Typographic design is a complex area of human activity, requiring a broad background for informed practice. This chapter explores the basic language of typography. Letterforms, the fundamental components of all typographic communications, are carefully examined. Nomenclature, measurement, and the nature of typographic font and family are presented.
The alphabet is a series of elemental visual signs in a fixed sequence, representing spoken sounds. Each letter signifies only one thing: its elementary sound or name. The twenty-six characters of our alphabet can be combined into thousands of words, creating a visual record of the spoken language. This is the magic of writing and typography, which have been called “thoughts-made-visible” and “frozen sounds.”
The four timelines in chapter one graphically present the evolution of letterforms and typographic design from the beginning of writing to the present.

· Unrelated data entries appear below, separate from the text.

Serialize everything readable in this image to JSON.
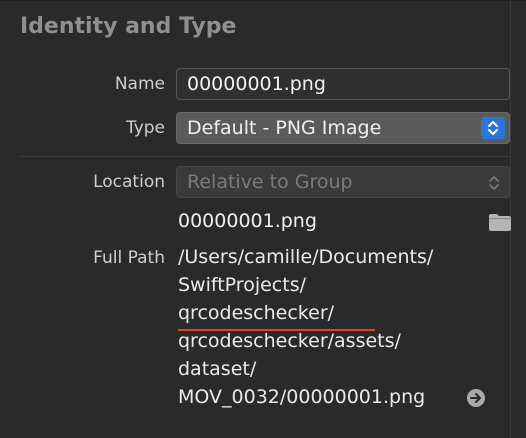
{
  "section": {
    "title": "Identity and Type"
  },
  "labels": {
    "name": "Name",
    "type": "Type",
    "location": "Location",
    "full_path": "Full Path"
  },
  "fields": {
    "name_value": "00000001.png",
    "type_value": "Default - PNG Image",
    "location_value": "Relative to Group"
  },
  "file": {
    "display_name": "00000001.png"
  },
  "full_path_lines": [
    "/Users/camille/Documents/",
    "SwiftProjects/",
    "qrcodeschecker/",
    "qrcodeschecker/assets/",
    "dataset/",
    "MOV_0032/00000001.png"
  ],
  "icons": {
    "type_select": "chevron-updown-icon",
    "location_select": "chevron-updown-icon",
    "folder": "folder-icon",
    "reveal": "arrow-right-circle-icon"
  },
  "colors": {
    "accent": "#2b76d9",
    "annotation_underline": "#e0442f"
  }
}
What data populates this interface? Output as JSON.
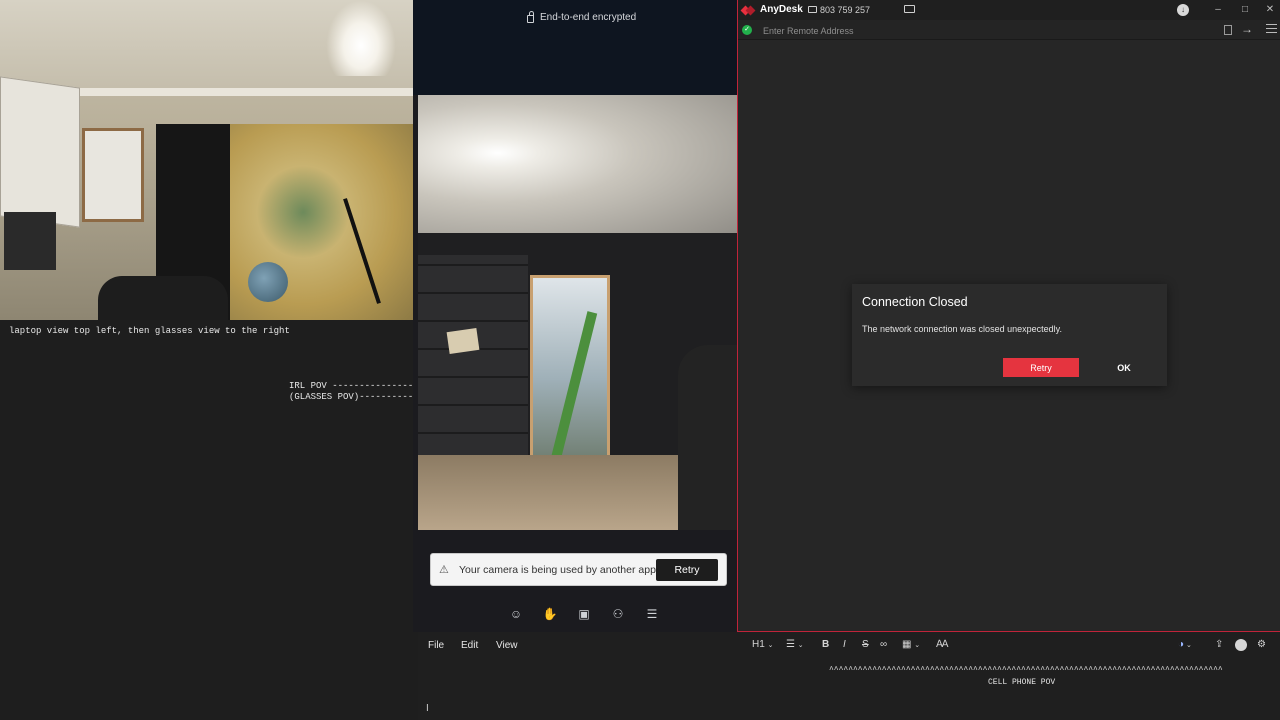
{
  "notes": {
    "top": "laptop view top left, then glasses view to the right",
    "irl_pov": "IRL POV --------------->",
    "glasses_pov": "(GLASSES POV)---------->"
  },
  "call": {
    "encryption": "End-to-end encrypted",
    "camera_warning": "Your camera is being used by another app.",
    "retry_label": "Retry",
    "controls": [
      "emoji-icon",
      "raise-hand-icon",
      "share-screen-icon",
      "add-person-icon",
      "more-options-icon"
    ]
  },
  "anydesk": {
    "title": "AnyDesk",
    "id": "803 759 257",
    "address_placeholder": "Enter Remote Address",
    "dialog": {
      "title": "Connection Closed",
      "message": "The network connection was closed unexpectedly.",
      "retry": "Retry",
      "ok": "OK"
    },
    "accent": "#e5343f"
  },
  "editor": {
    "menu": [
      "File",
      "Edit",
      "View"
    ],
    "heading": "H1",
    "formatting": [
      "B",
      "I",
      "S"
    ],
    "caret_line": "^^^^^^^^^^^^^^^^^^^^^^^^^^^^^^^^^^^^^^^^^^^^^^^^^^^^^^^^^^^^^^^^^^^^^^^^^^^^^^^^^^",
    "label": "CELL PHONE POV"
  }
}
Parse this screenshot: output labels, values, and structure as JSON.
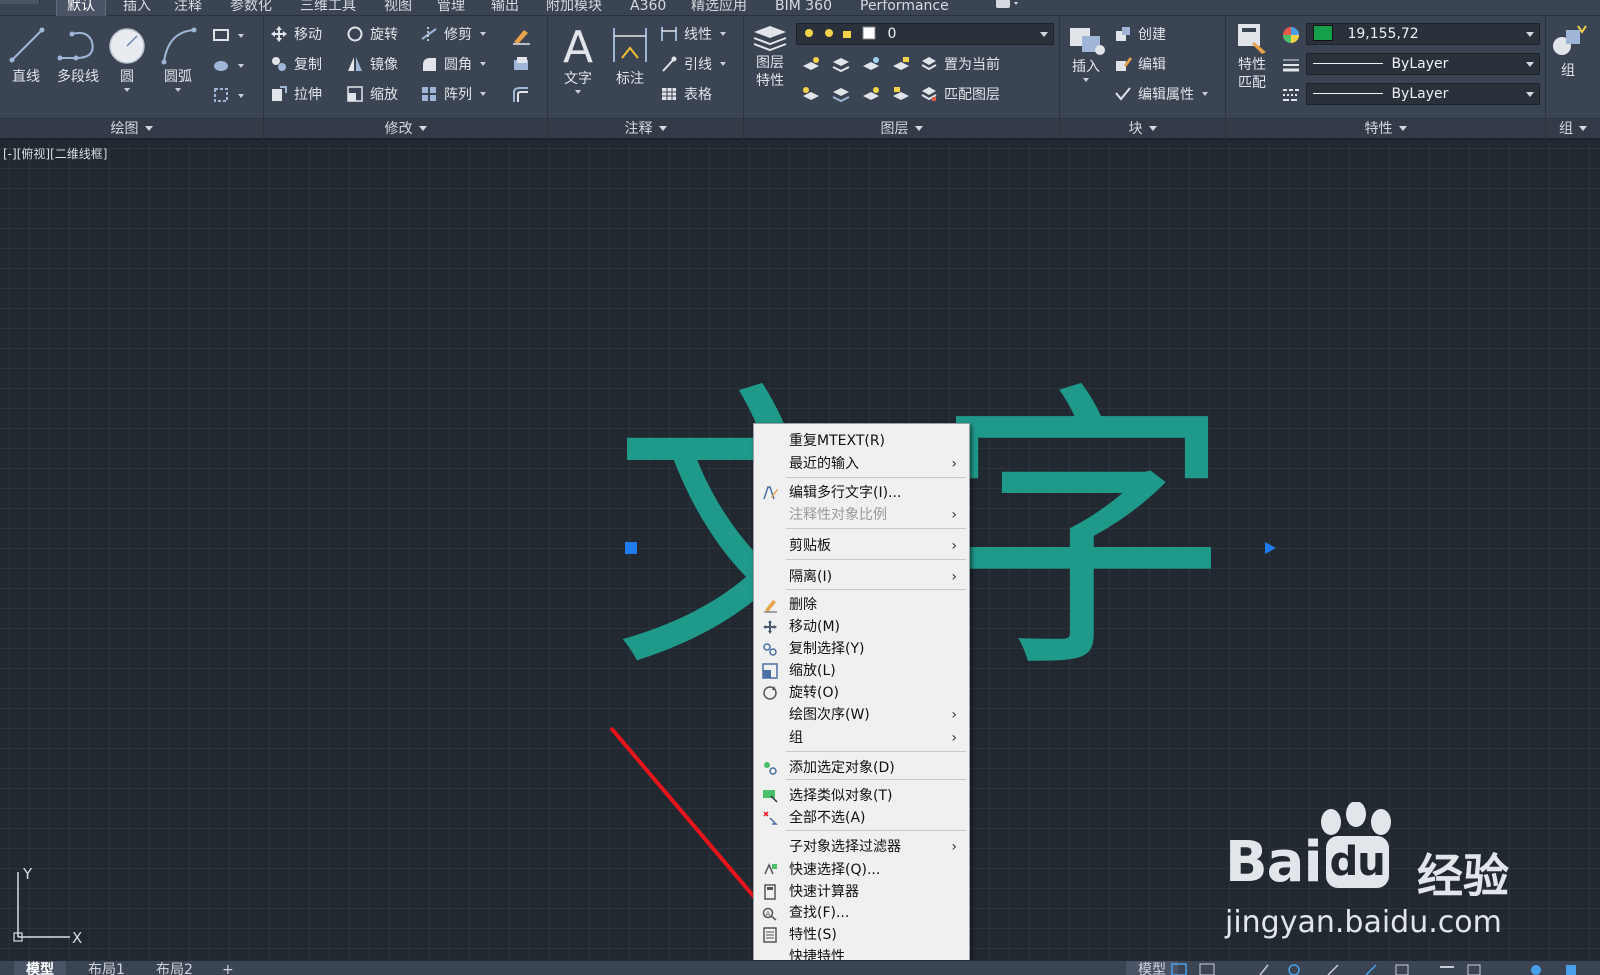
{
  "ribbon_tabs": [
    "默认",
    "插入",
    "注释",
    "参数化",
    "三维工具",
    "视图",
    "管理",
    "输出",
    "附加模块",
    "A360",
    "精选应用",
    "BIM 360",
    "Performance"
  ],
  "panels": {
    "draw": {
      "title": "绘图",
      "line": "直线",
      "polyline": "多段线",
      "circle": "圆",
      "arc": "圆弧"
    },
    "modify": {
      "title": "修改",
      "move": "移动",
      "rotate": "旋转",
      "trim": "修剪",
      "copy": "复制",
      "mirror": "镜像",
      "fillet": "圆角",
      "stretch": "拉伸",
      "scale": "缩放",
      "array": "阵列"
    },
    "annotation": {
      "title": "注释",
      "text": "文字",
      "dimension": "标注",
      "linear": "线性",
      "leader": "引线",
      "table": "表格"
    },
    "layers": {
      "title": "图层",
      "layer_properties_line1": "图层",
      "layer_properties_line2": "特性",
      "current_layer": "0",
      "make_current": "置为当前",
      "match_layer": "匹配图层"
    },
    "block": {
      "title": "块",
      "insert": "插入",
      "create": "创建",
      "edit": "编辑",
      "edit_attributes": "编辑属性"
    },
    "properties": {
      "title": "特性",
      "match_line1": "特性",
      "match_line2": "匹配",
      "color_value": "19,155,72",
      "color_swatch": "#13a048",
      "linetype": "ByLayer",
      "lineweight": "ByLayer"
    },
    "groups": {
      "title": "组",
      "group": "组"
    }
  },
  "viewport": {
    "label": "[-][俯视][二维线框]"
  },
  "drawing": {
    "mtext": "文字",
    "text_color": "#1f9a8a"
  },
  "context_menu": {
    "items": [
      {
        "label": "重复MTEXT(R)",
        "submenu": false,
        "disabled": false,
        "icon": ""
      },
      {
        "label": "最近的输入",
        "submenu": true,
        "disabled": false,
        "icon": ""
      },
      {
        "label": "编辑多行文字(I)...",
        "submenu": false,
        "disabled": false,
        "icon": "edit-text-icon"
      },
      {
        "label": "注释性对象比例",
        "submenu": true,
        "disabled": true,
        "icon": ""
      },
      {
        "label": "剪贴板",
        "submenu": true,
        "disabled": false,
        "icon": ""
      },
      {
        "label": "隔离(I)",
        "submenu": true,
        "disabled": false,
        "icon": ""
      },
      {
        "label": "删除",
        "submenu": false,
        "disabled": false,
        "icon": "erase-icon"
      },
      {
        "label": "移动(M)",
        "submenu": false,
        "disabled": false,
        "icon": "move-icon"
      },
      {
        "label": "复制选择(Y)",
        "submenu": false,
        "disabled": false,
        "icon": "copy-icon"
      },
      {
        "label": "缩放(L)",
        "submenu": false,
        "disabled": false,
        "icon": "scale-icon"
      },
      {
        "label": "旋转(O)",
        "submenu": false,
        "disabled": false,
        "icon": "rotate-icon"
      },
      {
        "label": "绘图次序(W)",
        "submenu": true,
        "disabled": false,
        "icon": ""
      },
      {
        "label": "组",
        "submenu": true,
        "disabled": false,
        "icon": ""
      },
      {
        "label": "添加选定对象(D)",
        "submenu": false,
        "disabled": false,
        "icon": "add-selected-icon"
      },
      {
        "label": "选择类似对象(T)",
        "submenu": false,
        "disabled": false,
        "icon": "select-similar-icon"
      },
      {
        "label": "全部不选(A)",
        "submenu": false,
        "disabled": false,
        "icon": "deselect-all-icon"
      },
      {
        "label": "子对象选择过滤器",
        "submenu": true,
        "disabled": false,
        "icon": ""
      },
      {
        "label": "快速选择(Q)...",
        "submenu": false,
        "disabled": false,
        "icon": "quick-select-icon"
      },
      {
        "label": "快速计算器",
        "submenu": false,
        "disabled": false,
        "icon": "calculator-icon"
      },
      {
        "label": "查找(F)...",
        "submenu": false,
        "disabled": false,
        "icon": "find-icon"
      },
      {
        "label": "特性(S)",
        "submenu": false,
        "disabled": false,
        "icon": "properties-icon"
      },
      {
        "label": "快捷特性",
        "submenu": false,
        "disabled": false,
        "icon": ""
      }
    ]
  },
  "watermark": {
    "brand": "Bai",
    "paw_suffix": "du",
    "cn": "经验",
    "url": "jingyan.baidu.com"
  },
  "bottom_tabs": [
    "模型",
    "布局1",
    "布局2",
    "+"
  ],
  "status": {
    "model_label": "模型"
  },
  "ucs": {
    "x": "X",
    "y": "Y"
  }
}
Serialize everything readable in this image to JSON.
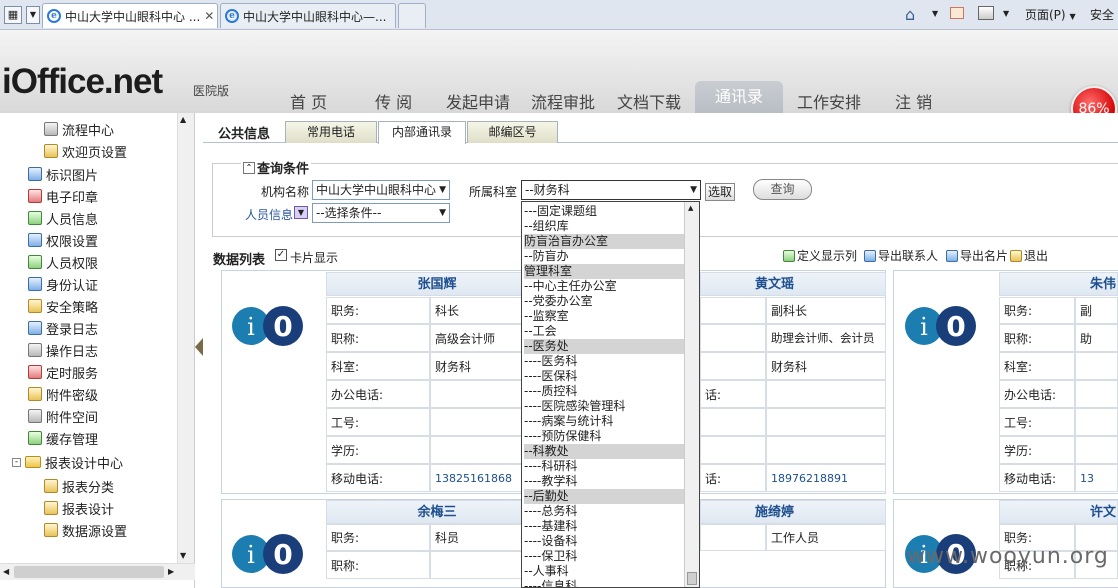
{
  "browser": {
    "tabs": [
      {
        "title": "中山大学中山眼科中心 ...",
        "close": "✕"
      },
      {
        "title": "中山大学中山眼科中心—..."
      }
    ],
    "commands": {
      "page": "页面(P)",
      "safety": "安全"
    },
    "icons": [
      "home-icon",
      "feed-icon",
      "mail-icon",
      "print-icon"
    ]
  },
  "app": {
    "logo": "iOffice.net",
    "edition": "医院版",
    "nav": [
      "首 页",
      "传 阅",
      "发起申请",
      "流程审批",
      "文档下载",
      "通讯录",
      "工作安排",
      "注 销"
    ],
    "active_nav": "通讯录",
    "badge": "86%"
  },
  "sidebar": {
    "items": [
      {
        "label": "流程中心",
        "icon": "doc-icon"
      },
      {
        "label": "欢迎页设置",
        "icon": "gear-icon"
      },
      {
        "label": "标识图片",
        "icon": "image-icon"
      },
      {
        "label": "电子印章",
        "icon": "seal-icon"
      },
      {
        "label": "人员信息",
        "icon": "user-icon"
      },
      {
        "label": "权限设置",
        "icon": "gear-icon"
      },
      {
        "label": "人员权限",
        "icon": "users-icon"
      },
      {
        "label": "身份认证",
        "icon": "id-icon"
      },
      {
        "label": "安全策略",
        "icon": "lock-icon"
      },
      {
        "label": "登录日志",
        "icon": "log-icon"
      },
      {
        "label": "操作日志",
        "icon": "log-icon"
      },
      {
        "label": "定时服务",
        "icon": "clock-icon"
      },
      {
        "label": "附件密级",
        "icon": "key-icon"
      },
      {
        "label": "附件空间",
        "icon": "disk-icon"
      },
      {
        "label": "缓存管理",
        "icon": "cache-icon"
      },
      {
        "label": "报表设计中心",
        "icon": "folder-icon"
      },
      {
        "label": "报表分类",
        "icon": "gear-icon"
      },
      {
        "label": "报表设计",
        "icon": "gear-icon"
      },
      {
        "label": "数据源设置",
        "icon": "gear-icon"
      }
    ]
  },
  "content": {
    "section": "公共信息",
    "tabs": [
      "常用电话",
      "内部通讯录",
      "邮编区号"
    ],
    "active_tab": "内部通讯录",
    "query": {
      "title": "查询条件",
      "org_label": "机构名称",
      "org_value": "中山大学中山眼科中心",
      "dept_label": "所属科室",
      "dept_value": "--财务科",
      "select_button": "选取",
      "person_label": "人员信息",
      "person_value": "--选择条件--",
      "query_button": "查询"
    },
    "list": {
      "title": "数据列表",
      "card_mode": "卡片显示",
      "actions": [
        "定义显示列",
        "导出联系人",
        "导出名片",
        "退出"
      ]
    },
    "dropdown": {
      "options": [
        {
          "text": "---固定课题组",
          "group": false
        },
        {
          "text": "--组织库",
          "group": false
        },
        {
          "text": "防盲治盲办公室",
          "group": true
        },
        {
          "text": "--防盲办",
          "group": false
        },
        {
          "text": "管理科室",
          "group": true
        },
        {
          "text": "--中心主任办公室",
          "group": false
        },
        {
          "text": "--党委办公室",
          "group": false
        },
        {
          "text": "--监察室",
          "group": false
        },
        {
          "text": "--工会",
          "group": false
        },
        {
          "text": "--医务处",
          "group": true
        },
        {
          "text": "----医务科",
          "group": false
        },
        {
          "text": "----医保科",
          "group": false
        },
        {
          "text": "----质控科",
          "group": false
        },
        {
          "text": "----医院感染管理科",
          "group": false
        },
        {
          "text": "----病案与统计科",
          "group": false
        },
        {
          "text": "----预防保健科",
          "group": false
        },
        {
          "text": "--科教处",
          "group": true
        },
        {
          "text": "----科研科",
          "group": false
        },
        {
          "text": "----教学科",
          "group": false
        },
        {
          "text": "--后勤处",
          "group": true
        },
        {
          "text": "----总务科",
          "group": false
        },
        {
          "text": "----基建科",
          "group": false
        },
        {
          "text": "----设备科",
          "group": false
        },
        {
          "text": "----保卫科",
          "group": false
        },
        {
          "text": "--人事科",
          "group": false
        },
        {
          "text": "----信息科",
          "group": false
        }
      ]
    },
    "cards": [
      {
        "name": "张国辉",
        "post": "科长",
        "title": "高级会计师",
        "dept": "财务科",
        "office": "",
        "job_no": "",
        "edu": "",
        "mobile": "13825161868"
      },
      {
        "name": "黄文瑶",
        "post": "副科长",
        "title": "助理会计师、会计员",
        "dept": "财务科",
        "office": "",
        "job_no": "",
        "edu": "",
        "mobile": "18976218891"
      },
      {
        "name": "朱伟",
        "post": "副",
        "title": "助",
        "dept": "",
        "office": "",
        "job_no": "",
        "edu": "",
        "mobile": "13"
      },
      {
        "name": "余梅三",
        "post": "科员",
        "title": "",
        "dept": "",
        "office": "",
        "job_no": "",
        "edu": "",
        "mobile": ""
      },
      {
        "name": "施绮婷",
        "post": "工作人员",
        "title": "",
        "dept": "",
        "office": "",
        "job_no": "",
        "edu": "",
        "mobile": ""
      },
      {
        "name": "许文",
        "post": "",
        "title": "",
        "dept": "",
        "office": "",
        "job_no": "",
        "edu": "",
        "mobile": ""
      }
    ],
    "field_labels": {
      "post": "职务:",
      "title": "职称:",
      "dept": "科室:",
      "office": "办公电话:",
      "job_no": "工号:",
      "edu": "学历:",
      "mobile": "移动电话:"
    },
    "phone_suffix": "话:"
  },
  "watermark": "www.wooyun.org"
}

Our contemporary typographic forms have been forged by this historical evolution. Typography evolved from handwriting, which is created by making a series of marks by hand; therefore, the fundamental element constructing a letterform is the linear stroke. Each letter of our alphabet developed as a simple mark whose visual characteristics clearly separated it from all the others.
The marking properties of brush, reed pen, and stone engraver's chisel influenced the early form of the alphabet (Fig. 1). The reed pen, used in ancient Rome ...